My colleague showed me that by using these themes as my grading structure, I could more immediately evaluate students. Rather than grade by percentages, I could structure my responses to individual assignments by examining whether they were learning from mistakes on earlier work; and I could build a gradebook that also included space for commentary about their work, and their reflection on what they were learning.
I’m not really sure how I’m going to go about assigning kids an A+ or a C- or an F based on this structure yet, but I really LIKE what I’m seeing as I add information to this paper database. I’m ranking kids on what I see their growth pattern like, and I have my own notes in my own handwriting that present a different picture of kids. And the boxes are giving way to flexible spaces, some for comments and some for numbers. It’s looking good.
I also feel like these grades are going to spark much more discussion in class. It’s harder for a kid to say, “Oh, I’m getting an A right now, so I don’t have to speak up.” It’s not clear that many kids understand that I’m using their class participation as a way of judging their cognitive development — that I’m trying to assess an internal, private mental process using their public statements… but that I’m also trying to understand the difference between their enthusiasm, and over-sharing for the sake of overwhelming Mr. Watt’s processing capabilities.
How do you capture all of that in a tiny little box?
You don’t. Which is why this gradebook is in a sketchbook. The box for each kid is about a half-inch tall, and the ‘boxes’ after their names range from an 1/8″ “lancet” for putting a 1-6 in, to two-inch long “picture windows” for substantive comments attached to a date.
Here’s my thinking there. A
- doesn’t contribute to my understanding of this child
- work that’s off topic, vague or incomplete
- “phoned in” — did the work to be done with it, not to make appreciable gains
- Solid work, not genuinely bad, but not top of their game.
- High quality work, top-notch effort, put it all right there.
- This particular kid’s “I get this, and I get it so much I’m going to show off.” A serious advance from what this kid could do before.
It’s a lot more subjective than a formal “percentage average” system, I suppose, but now I’m looking for evidence of cognitive development, and social learning, and trying to encapsulate it both in quick comments, and in numerical spot-checks. There’s a double-tap system now in place on paper.
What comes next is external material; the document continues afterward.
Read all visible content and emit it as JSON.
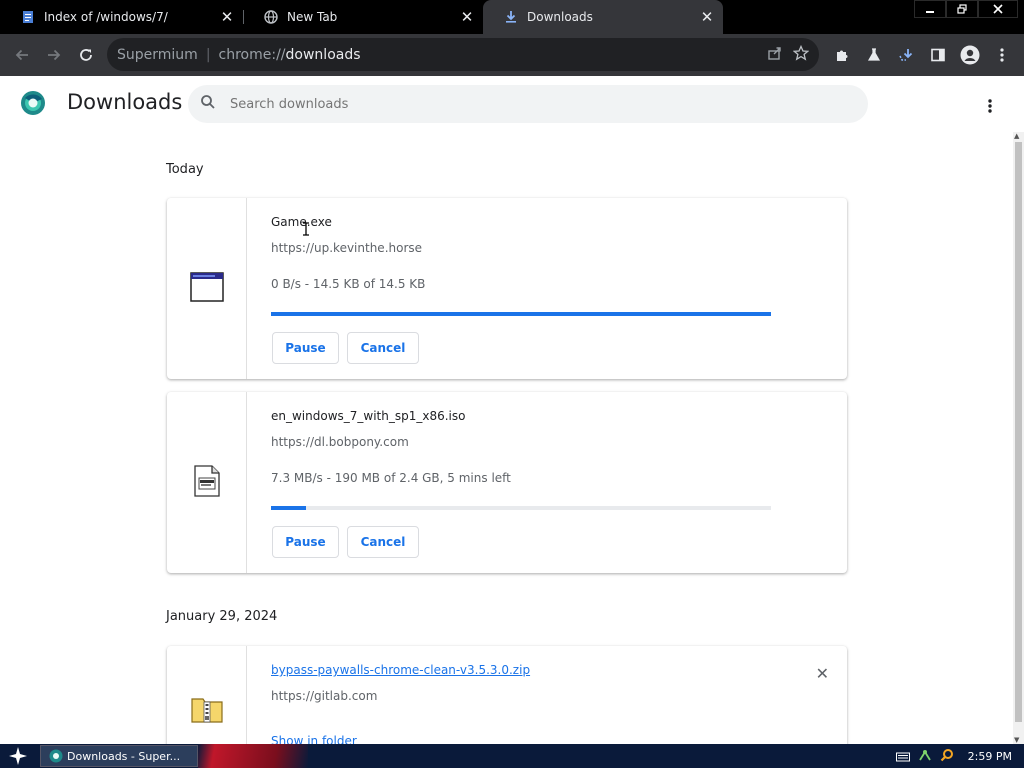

Oh, yeah. Did I mention I’m going back to paper? It turns out that paper is much more versatile than a typical grading program. With a grade program, it’s hard to decide how to assess individual assignments. Is this one going to be 20 points, or 100? Is it a major grade in this category, or that one? I feel like I suddenly have much more freedom and flexibility. I can see a story emerging in my analysis of materials, and I like that.
More on this as it develops.